A proposed legislative measure is pushing for a public-private partnership (PPP) investment model that shall be carried out in the development of waste-to-energy (WTE) facilities in the country.
Senate Committee on Energy Chairman Sherwin T. Gatchalian stated that Senate Bill 1789 or the proposed Waste-to-Energy Act is under deliberations in Congress. It will provide the regulatory framework on how local government units (LGUs) can enter into PPP arrangements for the targeted WTE ventures.
The proposed policy, once enacted into law, will give LGUs “more confidence to explore possible public-private partnerships and other allowed contractual arrangements with potential WTE investors this early.”
Gatchalian emphasized that the added policy support to WTE investments is the recent issuance of a Circular by the Department of Energy (DOE), which is also enticing capital flow into the sector.

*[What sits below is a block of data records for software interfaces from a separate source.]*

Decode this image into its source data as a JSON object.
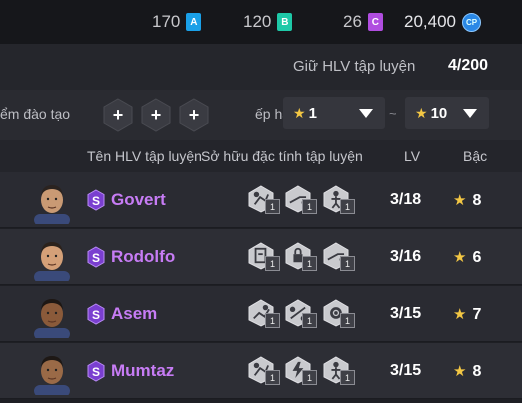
{
  "currencies": [
    {
      "value": "170",
      "tag": "A",
      "color": "#1aa0e8"
    },
    {
      "value": "120",
      "tag": "B",
      "color": "#1ec9a8"
    },
    {
      "value": "26",
      "tag": "C",
      "color": "#b04de0"
    }
  ],
  "coins": {
    "value": "20,400",
    "tag": "CP"
  },
  "hlv": {
    "label": "Giữ HLV tập luyện",
    "count": "4/200"
  },
  "filters": {
    "slot_label": "ểm đào tạo",
    "rank_label": "ếp hạ",
    "add_symbol": "+",
    "min_rank": "1",
    "max_rank": "10",
    "tilde": "~"
  },
  "columns": {
    "name": "Tên HLV tập luyện",
    "traits": "Sở hữu đặc tính tập luyện",
    "lv": "LV",
    "grade": "Bậc"
  },
  "coaches": [
    {
      "badge": "S",
      "name": "Govert",
      "lv": "3/18",
      "grade": "8",
      "skill_levels": [
        "1",
        "1",
        "1"
      ],
      "skill_icons": [
        "dribble-icon",
        "shooting-icon",
        "header-icon"
      ]
    },
    {
      "badge": "S",
      "name": "Rodolfo",
      "lv": "3/16",
      "grade": "6",
      "skill_levels": [
        "1",
        "1",
        "1"
      ],
      "skill_icons": [
        "card-icon",
        "lock-icon",
        "shooting-icon"
      ]
    },
    {
      "badge": "S",
      "name": "Asem",
      "lv": "3/15",
      "grade": "7",
      "skill_levels": [
        "1",
        "1",
        "1"
      ],
      "skill_icons": [
        "tackle-icon",
        "pass-icon",
        "gear-icon"
      ]
    },
    {
      "badge": "S",
      "name": "Mumtaz",
      "lv": "3/15",
      "grade": "8",
      "skill_levels": [
        "1",
        "1",
        "1"
      ],
      "skill_icons": [
        "dribble-icon",
        "stamina-icon",
        "header-icon"
      ]
    }
  ]
}
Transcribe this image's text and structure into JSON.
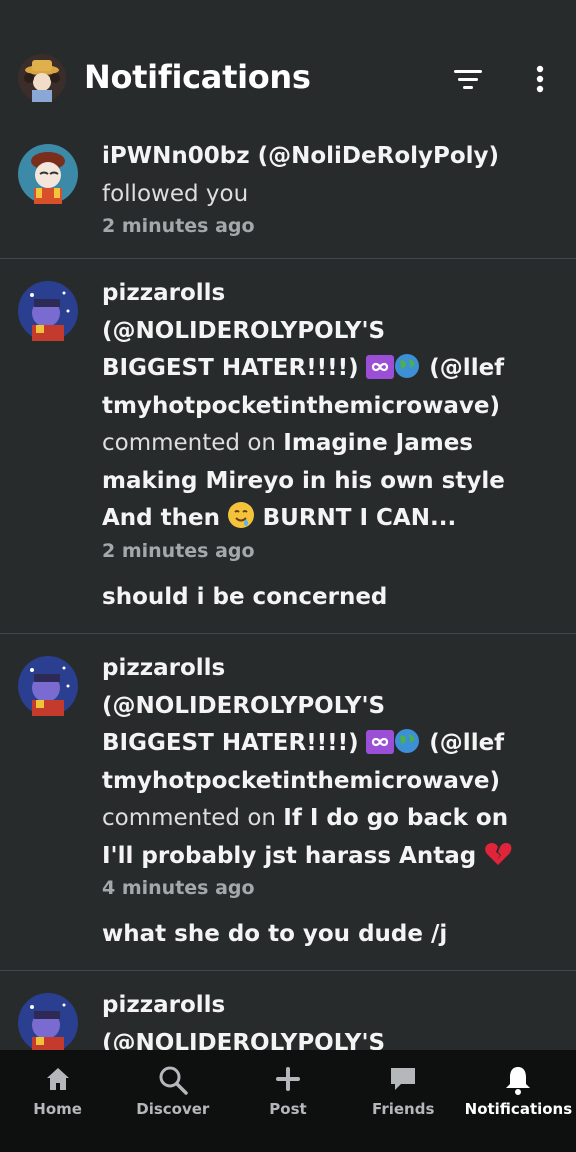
{
  "header": {
    "title": "Notifications",
    "avatar_icon": "user-avatar",
    "filter_icon": "filter-icon",
    "menu_icon": "more-vertical-icon"
  },
  "notifications": [
    {
      "actor": "iPWNn00bz (@NoliDeRolyPoly)",
      "action": "followed you",
      "time": "2 minutes ago"
    },
    {
      "actor_line1": "pizzarolls",
      "actor_line2": "(@NOLIDEROLYPOLY'S",
      "actor_line3a": "BIGGEST HATER!!!!)",
      "actor_line3b": "(@llef",
      "actor_line4": "tmyhotpocketinthemicrowave)",
      "action": "commented on",
      "post_title_a": "Imagine James",
      "post_title_b": "making Mireyo in his own style",
      "post_title_c1": "And then",
      "post_title_c2": "BURNT I CAN...",
      "time": "2 minutes ago",
      "comment": "should i be concerned"
    },
    {
      "actor_line1": "pizzarolls",
      "actor_line2": "(@NOLIDEROLYPOLY'S",
      "actor_line3a": "BIGGEST HATER!!!!)",
      "actor_line3b": "(@llef",
      "actor_line4": "tmyhotpocketinthemicrowave)",
      "action": "commented on",
      "post_title_a": "If I do go back on",
      "post_title_b": "I'll probably jst harass Antag",
      "time": "4 minutes ago",
      "comment": "what she do to you dude /j"
    },
    {
      "actor_line1": "pizzarolls",
      "actor_line2": "(@NOLIDEROLYPOLY'S"
    }
  ],
  "bottom_nav": [
    {
      "label": "Home",
      "icon": "home-icon"
    },
    {
      "label": "Discover",
      "icon": "search-icon"
    },
    {
      "label": "Post",
      "icon": "plus-icon"
    },
    {
      "label": "Friends",
      "icon": "chat-icon"
    },
    {
      "label": "Notifications",
      "icon": "bell-icon",
      "active": true
    }
  ],
  "colors": {
    "background": "#272b2b",
    "divider": "#40464a",
    "nav_background": "#0e0f0f",
    "muted_text": "#a3a8ab"
  }
}
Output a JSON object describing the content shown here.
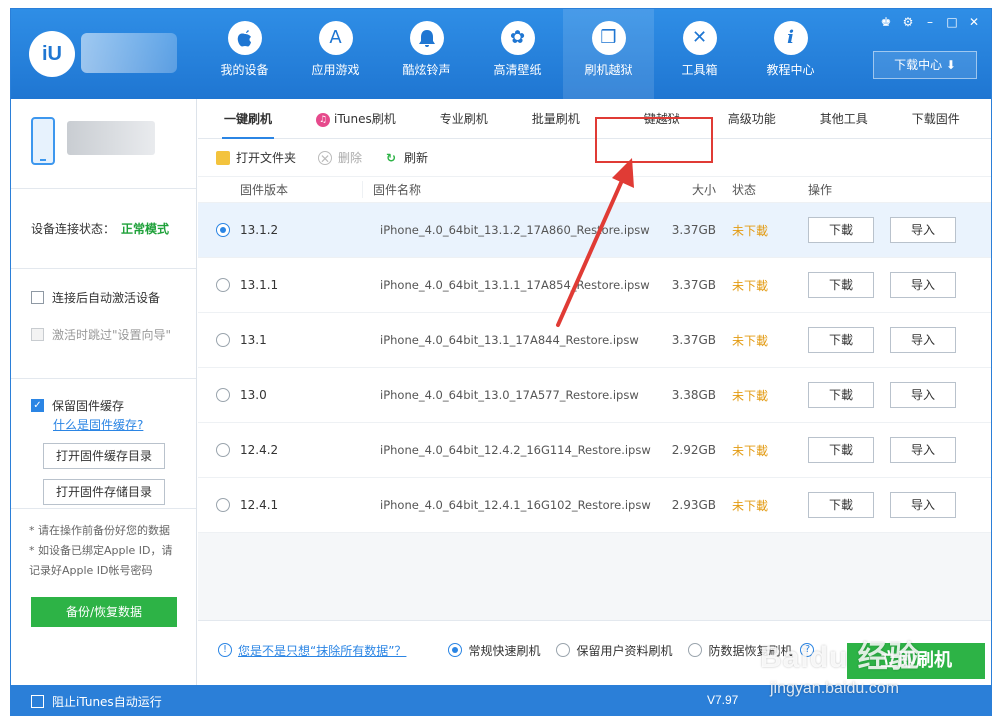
{
  "app": {
    "logo_text": "iU",
    "window_controls": [
      "♚",
      "⚙",
      "–",
      "□",
      "✕"
    ],
    "download_center": "下载中心 ⬇"
  },
  "nav": [
    {
      "label": "我的设备",
      "icon": "apple-icon",
      "glyph": ""
    },
    {
      "label": "应用游戏",
      "icon": "app-store-icon",
      "glyph": "A"
    },
    {
      "label": "酷炫铃声",
      "icon": "bell-icon",
      "glyph": "♪"
    },
    {
      "label": "高清壁纸",
      "icon": "flower-icon",
      "glyph": "✿"
    },
    {
      "label": "刷机越狱",
      "icon": "box-icon",
      "glyph": "❒"
    },
    {
      "label": "工具箱",
      "icon": "tools-icon",
      "glyph": "✕"
    },
    {
      "label": "教程中心",
      "icon": "info-icon",
      "glyph": "i"
    }
  ],
  "left": {
    "status_label": "设备连接状态：",
    "status_value": "正常模式",
    "option_auto_activate": "连接后自动激活设备",
    "option_skip_wizard": "激活时跳过\"设置向导\"",
    "keep_cache": "保留固件缓存",
    "what_is_cache": "什么是固件缓存?",
    "open_cache_dir": "打开固件缓存目录",
    "open_storage_dir": "打开固件存储目录",
    "note1": "* 请在操作前备份好您的数据",
    "note2": "* 如设备已绑定Apple ID，请",
    "note3": "  记录好Apple ID帐号密码",
    "backup_button": "备份/恢复数据"
  },
  "tabs": [
    "一键刷机",
    "iTunes刷机",
    "专业刷机",
    "批量刷机",
    "一键越狱",
    "高级功能",
    "其他工具",
    "下载固件"
  ],
  "toolbar": {
    "open_folder": "打开文件夹",
    "delete": "删除",
    "refresh": "刷新"
  },
  "table": {
    "headers": {
      "version": "固件版本",
      "name": "固件名称",
      "size": "大小",
      "status": "状态",
      "ops": "操作"
    },
    "download_label": "下載",
    "import_label": "导入",
    "rows": [
      {
        "version": "13.1.2",
        "name": "iPhone_4.0_64bit_13.1.2_17A860_Restore.ipsw",
        "size": "3.37GB",
        "status": "未下載",
        "selected": true
      },
      {
        "version": "13.1.1",
        "name": "iPhone_4.0_64bit_13.1.1_17A854_Restore.ipsw",
        "size": "3.37GB",
        "status": "未下載",
        "selected": false
      },
      {
        "version": "13.1",
        "name": "iPhone_4.0_64bit_13.1_17A844_Restore.ipsw",
        "size": "3.37GB",
        "status": "未下載",
        "selected": false
      },
      {
        "version": "13.0",
        "name": "iPhone_4.0_64bit_13.0_17A577_Restore.ipsw",
        "size": "3.38GB",
        "status": "未下載",
        "selected": false
      },
      {
        "version": "12.4.2",
        "name": "iPhone_4.0_64bit_12.4.2_16G114_Restore.ipsw",
        "size": "2.92GB",
        "status": "未下載",
        "selected": false
      },
      {
        "version": "12.4.1",
        "name": "iPhone_4.0_64bit_12.4.1_16G102_Restore.ipsw",
        "size": "2.93GB",
        "status": "未下載",
        "selected": false
      }
    ]
  },
  "footer": {
    "help_link": "您是不是只想“抹除所有数据”？",
    "opt_quick": "常规快速刷机",
    "opt_keep_data": "保留用户资料刷机",
    "opt_anti_recovery": "防数据恢复刷机",
    "flash_button": "立即刷机"
  },
  "bottom": {
    "block_itunes": "阻止iTunes自动运行",
    "version": "V7.97"
  },
  "watermark": {
    "logo": "Baidu 经验",
    "url": "jingyan.baidu.com"
  },
  "colors": {
    "brand_blue": "#2b7fd8",
    "ok_green": "#1fa13a",
    "status_orange": "#e39b12",
    "annotation_red": "#e03b35"
  }
}
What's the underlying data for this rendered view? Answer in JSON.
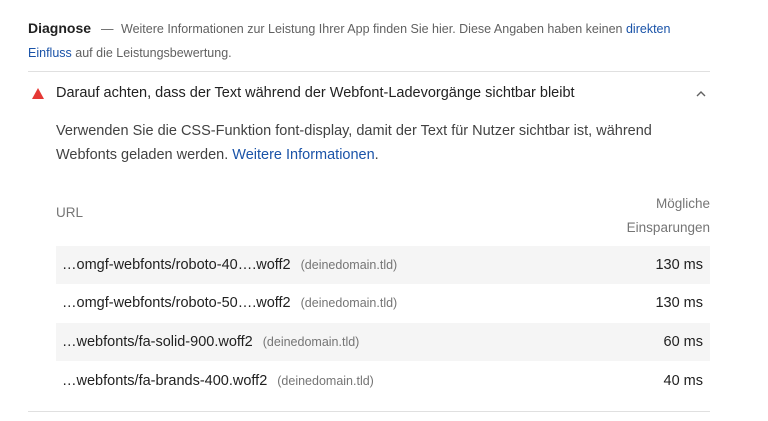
{
  "diagnose": {
    "title": "Diagnose",
    "dash": "—",
    "text_before": "Weitere Informationen zur Leistung Ihrer App finden Sie hier. Diese Angaben haben keinen",
    "link_text": "direkten Einfluss",
    "text_after": "auf die Leistungsbewertung."
  },
  "audit": {
    "title": "Darauf achten, dass der Text während der Webfont-Ladevorgänge sichtbar bleibt",
    "description": "Verwenden Sie die CSS-Funktion font-display, damit der Text für Nutzer sichtbar ist, während Webfonts geladen werden.",
    "link_text": "Weitere Informationen",
    "link_suffix": "."
  },
  "table": {
    "col_url": "URL",
    "col_savings_line1": "Mögliche",
    "col_savings_line2": "Einsparungen",
    "rows": [
      {
        "url": "…omgf-webfonts/roboto-40….woff2",
        "domain": "(deinedomain.tld)",
        "value": "130 ms"
      },
      {
        "url": "…omgf-webfonts/roboto-50….woff2",
        "domain": "(deinedomain.tld)",
        "value": "130 ms"
      },
      {
        "url": "…webfonts/fa-solid-900.woff2",
        "domain": "(deinedomain.tld)",
        "value": "60 ms"
      },
      {
        "url": "…webfonts/fa-brands-400.woff2",
        "domain": "(deinedomain.tld)",
        "value": "40 ms"
      }
    ]
  },
  "colors": {
    "warning": "#e53935",
    "link": "#1a53a8",
    "row_shade": "#f5f5f5"
  },
  "icons": {
    "warning": "warning-triangle-icon",
    "expand": "chevron-up-icon"
  }
}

“The development of WTE technology should send a signal to local government units to begin entertaining investors and explore the feasibility of having WTE facilities in their localities,” he stressed.
As classified, waste-to-energy facilities are in the genre of renewable energy (RE) technologies, and this involves the process of converting wastes into fuel that will then be used for electricity generation.
In the experience of other power markets, however, WTE facilities that were poorly implemented were found to have been causing serious public health risks such as on the emission of toxins that could cause cancer and other serious illnesses; and their methane emissions could also trigger further peril on the environment.
Gatchalian explained though that the pending bill targets to “lay down the national regulatory framework for facilities utilizing WTE technologies to ensure strict safeguards for public health and the environment; and unnecessary power rate increases for consumers.”
By far, it is seen that the ideal tie-up for WTE projects will be between the investors and the LGUs because waste management mandates are within the scope of the local governments’ supervision and authority.
Gatchalian opined that “the adoption of WTE technology is a means to address garbage disposal and as another kind of RE source in the country which is seen to gain traction and attract investor-interest to put up facilities in the country.”
He qualified that WTE installations could be aligned as parallel solution to “the perennial garbage crisis that has now been aggravated by the accumulation of medical wastes due to the Covid-19 pandemic.”
In the lawmaker’s assessment, “the construction of WTE plants would not only minimize the alarming volume of residual waste piling up in landfills and illegal dumps across the country, but also contributes to energy security through WTE power plants.”
He underscored that the WTE projects will be “at no cost to the government because it will be the project proponent, and not the LGUs, who will shoulder the expenses in the construction and operation of the facility.”